It is becoming clear that a multipolar word order is taking shape and the process will accelerate after the Russia-Ukraine conflict. The nucleus of this multipolar order started in the recent years due to radical changes in global economic relationships and which is a complete revision of the power alliances after the Second World War.
So, what are the radical differences between the present and the past? Earlier, the struggle between two superpowers - the US and the Soviet Union - was limited to military and geopolitical aspects, but did not include the geo-economic. Even though it was centred around two competing economic systems - the first of which was capitalism with absolute US hegemony. Capitalism emerged stronger due to the US financial power that dominated important organisations such as the International Monetary Fund (IMF) and the World Bank (WB).
The second one was socialism, a populist system that was unable to leverage all its available wealth and economic capabilities because of the nature of public ownership that hindered the creation of sustainable economic structures. Therefore, it was a marginal system in economic terms, despite its military power and major geopolitical influence.
A reshaping of influence
Now, the world is into this multipolar rearrangement of influence. China and Russia form two sides of the triangle shaping this system besides the US. All have fully integrated capitalism’s financial and economic ways. What we have is a sole capitalist way of economic growth, including the one operated by China, which is ruled by the Communist Party. This clearly means the multipolar order has added a third prong to the military and geopolitical aspects.
Here lies the most serious threat to the former US financial domination, posed particularly by the Chinese dragon, which has created technological, financial and economic institutions that compete on equal terms against their American counterparts. This status was never attained by the former Soviet Union, which was exhausted by the arms race because of its poor economic infrastructure. This is what Russia is now trying to avoid, and has made a significant progress.
In contrast to American tech giants, Chinese companies have churned out their products and services at competitive prices and managed to sweep through the developing world, and even into developed economies such as Germany and Britain.
This is why Washington applied pressure on the UK to rebuff the Huawei agreement under the pretext of national security. On monetary and financial transactions, as opposed to the US CHIPS system, China created its own cross-border Interbank Payment System (CIPS) to boost the use of its yuan currency in international transactions. It thus provided an alternative to the US version and even to the more widely used SWIFT system - the worldwide interbank financial communication – based out of Belgium.
Breaking up a monopoly
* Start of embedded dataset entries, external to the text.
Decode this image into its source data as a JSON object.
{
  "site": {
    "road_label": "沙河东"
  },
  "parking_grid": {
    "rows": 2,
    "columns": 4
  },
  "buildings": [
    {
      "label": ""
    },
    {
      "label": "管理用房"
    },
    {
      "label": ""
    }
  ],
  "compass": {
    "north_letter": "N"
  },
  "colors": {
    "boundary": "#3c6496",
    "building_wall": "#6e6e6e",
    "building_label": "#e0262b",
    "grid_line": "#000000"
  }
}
These developments mean that for the first time there will be two global financial systems through which funds can be transferred, rather than one system controlled by one power using its own currency. In other words, there will be an erosion of its earlier dominance.
Obviously, Russia is trying now to benefit from China's CIPS system after it was cut off from the SWIFT system, as it was one of its key users following the US. This reflects the significance of the Russian economy.
Except Russia, other economically and financially important countries, such as India, have expressed their willingness to use China's financial system, despite their strained relations with China caused by border disputes. This has not prevented the search for alternatives in the new multipolar global order. However, widespread use of the Chinese financial system will take time.
Accordingly, the immediate future will see a reshaping of powers of influence between two powers, of which one is regressing while the other makes strong progressing. This will have a positive impact on international financial and commercial transactions thanks to the breaking of the monopoly and the availability of alternatives.